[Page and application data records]
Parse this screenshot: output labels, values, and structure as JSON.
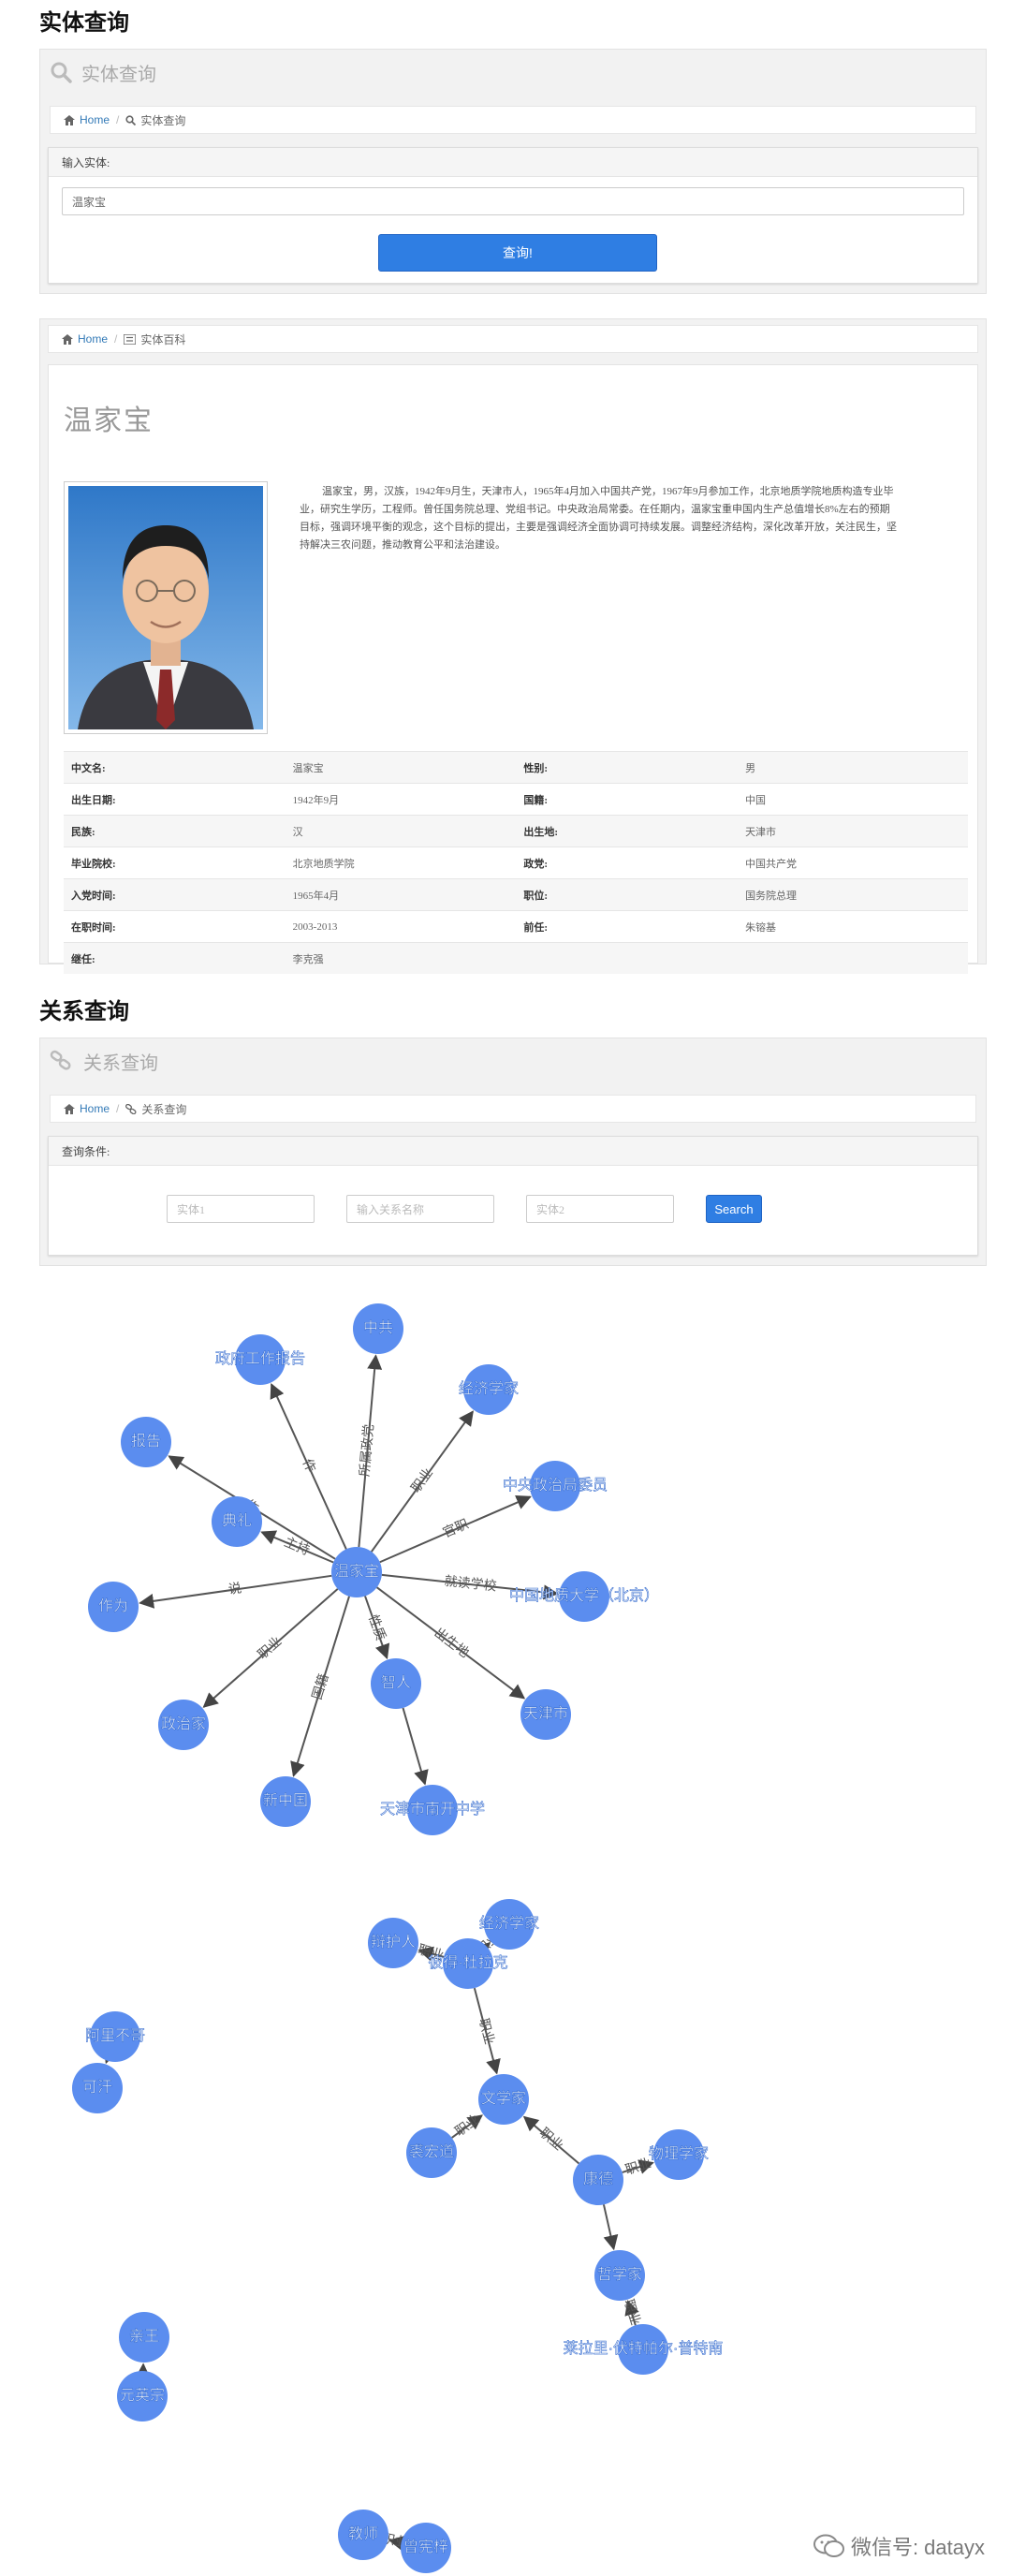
{
  "entity_section": {
    "title": "实体查询",
    "panel_title": "实体查询",
    "breadcrumb": {
      "home": "Home",
      "current": "实体查询"
    },
    "form_label": "输入实体:",
    "input_value": "温家宝",
    "submit_label": "查询!"
  },
  "entity_card": {
    "breadcrumb": {
      "home": "Home",
      "current": "实体百科"
    },
    "name": "温家宝",
    "bio": "温家宝，男，汉族，1942年9月生，天津市人，1965年4月加入中国共产党，1967年9月参加工作，北京地质学院地质构造专业毕业，研究生学历，工程师。曾任国务院总理、党组书记。中央政治局常委。在任期内，温家宝重申国内生产总值增长8%左右的预期目标，强调环境平衡的观念，这个目标的提出，主要是强调经济全面协调可持续发展。调整经济结构，深化改革开放，关注民生，坚持解决三农问题，推动教育公平和法治建设。",
    "info": [
      {
        "k1": "中文名:",
        "v1": "温家宝",
        "k2": "性别:",
        "v2": "男"
      },
      {
        "k1": "出生日期:",
        "v1": "1942年9月",
        "k2": "国籍:",
        "v2": "中国"
      },
      {
        "k1": "民族:",
        "v1": "汉",
        "k2": "出生地:",
        "v2": "天津市"
      },
      {
        "k1": "毕业院校:",
        "v1": "北京地质学院",
        "k2": "政党:",
        "v2": "中国共产党"
      },
      {
        "k1": "入党时间:",
        "v1": "1965年4月",
        "k2": "职位:",
        "v2": "国务院总理"
      },
      {
        "k1": "在职时间:",
        "v1": "2003-2013",
        "k2": "前任:",
        "v2": "朱镕基"
      },
      {
        "k1": "继任:",
        "v1": "李克强",
        "k2": "",
        "v2": ""
      }
    ]
  },
  "relation_section": {
    "title": "关系查询",
    "panel_title": "关系查询",
    "breadcrumb": {
      "home": "Home",
      "current": "关系查询"
    },
    "form_label": "查询条件:",
    "placeholders": {
      "entity1": "实体1",
      "relation": "输入关系名称",
      "entity2": "实体2"
    },
    "search_label": "Search"
  },
  "graph": {
    "node_color": "#5b8def",
    "nodes": [
      {
        "id": "温家宝"
      },
      {
        "id": "中共"
      },
      {
        "id": "政府工作报告"
      },
      {
        "id": "经济学家"
      },
      {
        "id": "报告"
      },
      {
        "id": "中央政治局委员"
      },
      {
        "id": "典礼"
      },
      {
        "id": "中国地质大学（北京）"
      },
      {
        "id": "作为"
      },
      {
        "id": "智人"
      },
      {
        "id": "天津市"
      },
      {
        "id": "政治家"
      },
      {
        "id": "新中国"
      },
      {
        "id": "天津市南开中学"
      },
      {
        "id": "经济学家2",
        "label": "经济学家"
      },
      {
        "id": "辩护人"
      },
      {
        "id": "彼得·杜拉克"
      },
      {
        "id": "阿里不哥"
      },
      {
        "id": "可汗"
      },
      {
        "id": "文学家"
      },
      {
        "id": "裘宏道"
      },
      {
        "id": "康德"
      },
      {
        "id": "物理学家"
      },
      {
        "id": "哲学家"
      },
      {
        "id": "莱拉里·伏特帕尔·普特南"
      },
      {
        "id": "亲王"
      },
      {
        "id": "元英宗"
      },
      {
        "id": "教师"
      },
      {
        "id": "曾宪梓"
      }
    ],
    "edges": [
      {
        "s": "温家宝",
        "t": "中共",
        "label": "所属政党"
      },
      {
        "s": "温家宝",
        "t": "政府工作报告",
        "label": "作"
      },
      {
        "s": "温家宝",
        "t": "经济学家",
        "label": "职业"
      },
      {
        "s": "温家宝",
        "t": "报告",
        "label": "作"
      },
      {
        "s": "温家宝",
        "t": "中央政治局委员",
        "label": "官职"
      },
      {
        "s": "温家宝",
        "t": "典礼",
        "label": "主持"
      },
      {
        "s": "温家宝",
        "t": "中国地质大学（北京）",
        "label": "就读学校"
      },
      {
        "s": "温家宝",
        "t": "作为",
        "label": "说"
      },
      {
        "s": "温家宝",
        "t": "智人",
        "label": "性质"
      },
      {
        "s": "温家宝",
        "t": "天津市",
        "label": "出生地"
      },
      {
        "s": "温家宝",
        "t": "政治家",
        "label": "职业"
      },
      {
        "s": "温家宝",
        "t": "新中国",
        "label": "国籍"
      },
      {
        "s": "智人",
        "t": "天津市南开中学",
        "label": ""
      },
      {
        "s": "彼得·杜拉克",
        "t": "经济学家2",
        "label": "职业"
      },
      {
        "s": "彼得·杜拉克",
        "t": "辩护人",
        "label": "职业"
      },
      {
        "s": "彼得·杜拉克",
        "t": "文学家",
        "label": "职业"
      },
      {
        "s": "阿里不哥",
        "t": "可汗",
        "label": ""
      },
      {
        "s": "裘宏道",
        "t": "文学家",
        "label": "职业"
      },
      {
        "s": "康德",
        "t": "文学家",
        "label": "职业"
      },
      {
        "s": "康德",
        "t": "物理学家",
        "label": "职业"
      },
      {
        "s": "康德",
        "t": "哲学家",
        "label": ""
      },
      {
        "s": "莱拉里·伏特帕尔·普特南",
        "t": "哲学家",
        "label": "职业"
      },
      {
        "s": "元英宗",
        "t": "亲王",
        "label": ""
      },
      {
        "s": "曾宪梓",
        "t": "教师",
        "label": "职业"
      }
    ]
  },
  "watermark": "微信号: datayx"
}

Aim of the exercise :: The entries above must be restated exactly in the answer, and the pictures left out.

Completed exercise ::
Parse this screenshot: output labels, values, and structure as JSON.
{
  "entity_section": {
    "title": "实体查询",
    "panel_title": "实体查询",
    "breadcrumb": {
      "home": "Home",
      "current": "实体查询"
    },
    "form_label": "输入实体:",
    "input_value": "温家宝",
    "submit_label": "查询!"
  },
  "entity_card": {
    "breadcrumb": {
      "home": "Home",
      "current": "实体百科"
    },
    "name": "温家宝",
    "bio": "温家宝，男，汉族，1942年9月生，天津市人，1965年4月加入中国共产党，1967年9月参加工作，北京地质学院地质构造专业毕业，研究生学历，工程师。曾任国务院总理、党组书记。中央政治局常委。在任期内，温家宝重申国内生产总值增长8%左右的预期目标，强调环境平衡的观念，这个目标的提出，主要是强调经济全面协调可持续发展。调整经济结构，深化改革开放，关注民生，坚持解决三农问题，推动教育公平和法治建设。",
    "info": [
      {
        "k1": "中文名:",
        "v1": "温家宝",
        "k2": "性别:",
        "v2": "男"
      },
      {
        "k1": "出生日期:",
        "v1": "1942年9月",
        "k2": "国籍:",
        "v2": "中国"
      },
      {
        "k1": "民族:",
        "v1": "汉",
        "k2": "出生地:",
        "v2": "天津市"
      },
      {
        "k1": "毕业院校:",
        "v1": "北京地质学院",
        "k2": "政党:",
        "v2": "中国共产党"
      },
      {
        "k1": "入党时间:",
        "v1": "1965年4月",
        "k2": "职位:",
        "v2": "国务院总理"
      },
      {
        "k1": "在职时间:",
        "v1": "2003-2013",
        "k2": "前任:",
        "v2": "朱镕基"
      },
      {
        "k1": "继任:",
        "v1": "李克强",
        "k2": "",
        "v2": ""
      }
    ]
  },
  "relation_section": {
    "title": "关系查询",
    "panel_title": "关系查询",
    "breadcrumb": {
      "home": "Home",
      "current": "关系查询"
    },
    "form_label": "查询条件:",
    "placeholders": {
      "entity1": "实体1",
      "relation": "输入关系名称",
      "entity2": "实体2"
    },
    "search_label": "Search"
  },
  "graph": {
    "node_color": "#5b8def",
    "nodes": [
      {
        "id": "温家宝"
      },
      {
        "id": "中共"
      },
      {
        "id": "政府工作报告"
      },
      {
        "id": "经济学家"
      },
      {
        "id": "报告"
      },
      {
        "id": "中央政治局委员"
      },
      {
        "id": "典礼"
      },
      {
        "id": "中国地质大学（北京）"
      },
      {
        "id": "作为"
      },
      {
        "id": "智人"
      },
      {
        "id": "天津市"
      },
      {
        "id": "政治家"
      },
      {
        "id": "新中国"
      },
      {
        "id": "天津市南开中学"
      },
      {
        "id": "经济学家2",
        "label": "经济学家"
      },
      {
        "id": "辩护人"
      },
      {
        "id": "彼得·杜拉克"
      },
      {
        "id": "阿里不哥"
      },
      {
        "id": "可汗"
      },
      {
        "id": "文学家"
      },
      {
        "id": "裘宏道"
      },
      {
        "id": "康德"
      },
      {
        "id": "物理学家"
      },
      {
        "id": "哲学家"
      },
      {
        "id": "莱拉里·伏特帕尔·普特南"
      },
      {
        "id": "亲王"
      },
      {
        "id": "元英宗"
      },
      {
        "id": "教师"
      },
      {
        "id": "曾宪梓"
      }
    ],
    "edges": [
      {
        "s": "温家宝",
        "t": "中共",
        "label": "所属政党"
      },
      {
        "s": "温家宝",
        "t": "政府工作报告",
        "label": "作"
      },
      {
        "s": "温家宝",
        "t": "经济学家",
        "label": "职业"
      },
      {
        "s": "温家宝",
        "t": "报告",
        "label": "作"
      },
      {
        "s": "温家宝",
        "t": "中央政治局委员",
        "label": "官职"
      },
      {
        "s": "温家宝",
        "t": "典礼",
        "label": "主持"
      },
      {
        "s": "温家宝",
        "t": "中国地质大学（北京）",
        "label": "就读学校"
      },
      {
        "s": "温家宝",
        "t": "作为",
        "label": "说"
      },
      {
        "s": "温家宝",
        "t": "智人",
        "label": "性质"
      },
      {
        "s": "温家宝",
        "t": "天津市",
        "label": "出生地"
      },
      {
        "s": "温家宝",
        "t": "政治家",
        "label": "职业"
      },
      {
        "s": "温家宝",
        "t": "新中国",
        "label": "国籍"
      },
      {
        "s": "智人",
        "t": "天津市南开中学",
        "label": ""
      },
      {
        "s": "彼得·杜拉克",
        "t": "经济学家2",
        "label": "职业"
      },
      {
        "s": "彼得·杜拉克",
        "t": "辩护人",
        "label": "职业"
      },
      {
        "s": "彼得·杜拉克",
        "t": "文学家",
        "label": "职业"
      },
      {
        "s": "阿里不哥",
        "t": "可汗",
        "label": ""
      },
      {
        "s": "裘宏道",
        "t": "文学家",
        "label": "职业"
      },
      {
        "s": "康德",
        "t": "文学家",
        "label": "职业"
      },
      {
        "s": "康德",
        "t": "物理学家",
        "label": "职业"
      },
      {
        "s": "康德",
        "t": "哲学家",
        "label": ""
      },
      {
        "s": "莱拉里·伏特帕尔·普特南",
        "t": "哲学家",
        "label": "职业"
      },
      {
        "s": "元英宗",
        "t": "亲王",
        "label": ""
      },
      {
        "s": "曾宪梓",
        "t": "教师",
        "label": "职业"
      }
    ]
  },
  "watermark": "微信号: datayx"
}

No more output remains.